How To Prepare For Your Child’s First Dental Visit

Many parents question the purpose of even visiting the dentist in the first year of their child's life. After all, most children don't even have a full set of twenty baby teeth until age three, so what's the importance? Getting an understanding of what your child's first dental visit may entail can help to set you straight regarding your baby's oral health (and why it's so important to start so early). Continue reading to learn more about what to expect and how to prepare for your child's first dental visit:

Proper Preparedness

Having a dentist inspect your baby's existing teeth and mouth within their second year of life (at age one) is often not done for the same reasons you may visit the dentist on an annual basis. While you may not see the importance of an appointment when all of the teeth have yet to grow in, visiting a pediatric dentist is about being proactive before any problems occur. Just as you make seeing your child's doctor a preventative priority in your schedule, oral health is equally as important.

Talking to your child about what to expect (even through the use of cartoons or books) can help to reduce any fears they may have regarding the visit. Additionally, your child's first dental appointment is your chance to ask your pediatric dentist specific questions for which you need answers-- so prepare beforehand by writing down some specific questions you may be pondering. Consider asking about the schedule for upcoming teeth that haven't yet broken through the gums, any teething tips to reduce pain that your baby may be feeling while teeth grow in, and how to prevent cavities even at the early age.

The Examination

Although a baby's dental examination is certainly not as rigorous as one for an adult, the few standard checks completed by the dentist are just as important to insure your child's oral health. During the first visit, you can expect the dental expert to do the following:

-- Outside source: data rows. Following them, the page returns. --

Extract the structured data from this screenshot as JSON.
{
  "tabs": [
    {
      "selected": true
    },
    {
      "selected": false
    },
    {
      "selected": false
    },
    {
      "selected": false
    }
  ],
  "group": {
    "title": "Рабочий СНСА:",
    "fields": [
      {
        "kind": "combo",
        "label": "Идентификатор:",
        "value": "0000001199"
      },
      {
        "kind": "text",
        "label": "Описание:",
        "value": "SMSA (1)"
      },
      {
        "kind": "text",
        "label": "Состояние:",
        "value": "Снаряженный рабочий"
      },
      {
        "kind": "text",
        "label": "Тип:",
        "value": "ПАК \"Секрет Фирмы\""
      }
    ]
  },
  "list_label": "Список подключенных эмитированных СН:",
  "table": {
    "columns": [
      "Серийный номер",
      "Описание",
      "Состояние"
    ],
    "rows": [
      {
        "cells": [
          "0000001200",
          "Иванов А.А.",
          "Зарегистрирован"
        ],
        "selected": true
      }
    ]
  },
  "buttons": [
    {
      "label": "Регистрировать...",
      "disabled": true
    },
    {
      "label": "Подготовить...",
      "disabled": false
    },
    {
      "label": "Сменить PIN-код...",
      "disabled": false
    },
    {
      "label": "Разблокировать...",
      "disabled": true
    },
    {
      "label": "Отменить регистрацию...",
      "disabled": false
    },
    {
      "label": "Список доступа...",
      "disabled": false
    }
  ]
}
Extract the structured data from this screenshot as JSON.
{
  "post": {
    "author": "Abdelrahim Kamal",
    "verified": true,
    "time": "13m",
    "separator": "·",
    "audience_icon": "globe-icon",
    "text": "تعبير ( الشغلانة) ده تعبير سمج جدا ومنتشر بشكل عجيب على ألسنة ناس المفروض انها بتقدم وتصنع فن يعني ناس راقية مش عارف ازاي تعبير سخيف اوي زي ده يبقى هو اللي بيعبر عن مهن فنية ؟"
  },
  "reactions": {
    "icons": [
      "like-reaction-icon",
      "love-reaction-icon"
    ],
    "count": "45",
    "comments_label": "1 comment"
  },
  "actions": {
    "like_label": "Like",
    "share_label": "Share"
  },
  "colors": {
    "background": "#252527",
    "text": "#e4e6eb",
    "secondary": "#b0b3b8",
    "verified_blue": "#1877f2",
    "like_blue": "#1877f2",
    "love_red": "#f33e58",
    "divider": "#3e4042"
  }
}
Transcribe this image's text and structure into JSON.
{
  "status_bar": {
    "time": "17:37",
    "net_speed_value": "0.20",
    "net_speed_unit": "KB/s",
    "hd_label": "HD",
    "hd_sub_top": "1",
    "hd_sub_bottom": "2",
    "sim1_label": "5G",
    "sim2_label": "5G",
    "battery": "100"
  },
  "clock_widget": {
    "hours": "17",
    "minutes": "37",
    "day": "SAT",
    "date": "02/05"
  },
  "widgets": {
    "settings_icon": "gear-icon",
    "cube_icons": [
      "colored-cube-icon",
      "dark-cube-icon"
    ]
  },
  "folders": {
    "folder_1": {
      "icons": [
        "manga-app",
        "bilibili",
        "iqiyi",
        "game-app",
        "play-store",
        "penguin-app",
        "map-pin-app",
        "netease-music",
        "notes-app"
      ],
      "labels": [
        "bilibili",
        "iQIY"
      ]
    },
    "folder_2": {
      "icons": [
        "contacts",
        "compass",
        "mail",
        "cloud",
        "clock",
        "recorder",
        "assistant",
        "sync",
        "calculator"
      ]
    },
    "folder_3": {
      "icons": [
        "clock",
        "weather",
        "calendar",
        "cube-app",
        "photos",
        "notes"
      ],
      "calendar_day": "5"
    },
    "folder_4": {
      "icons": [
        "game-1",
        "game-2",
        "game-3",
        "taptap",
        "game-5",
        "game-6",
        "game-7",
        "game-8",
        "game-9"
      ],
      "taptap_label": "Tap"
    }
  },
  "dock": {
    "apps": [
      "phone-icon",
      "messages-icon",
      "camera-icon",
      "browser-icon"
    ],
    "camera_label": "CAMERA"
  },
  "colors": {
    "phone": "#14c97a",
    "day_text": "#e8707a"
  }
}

  • Examine your child's mouth fully, checking the teeth that have already grown in for any problems and the gums for any potentially inflamed or swollen sections that could cause issues.
  • Clean your child's teeth using fluoride and special instruments designed to be gentle on young teeth.
  • Brush the baby's teeth and explain some tips to help you do the same in the future on your own.

To learn more, contact a company like Myriam Cerezo DMD with any questions or concerns you have.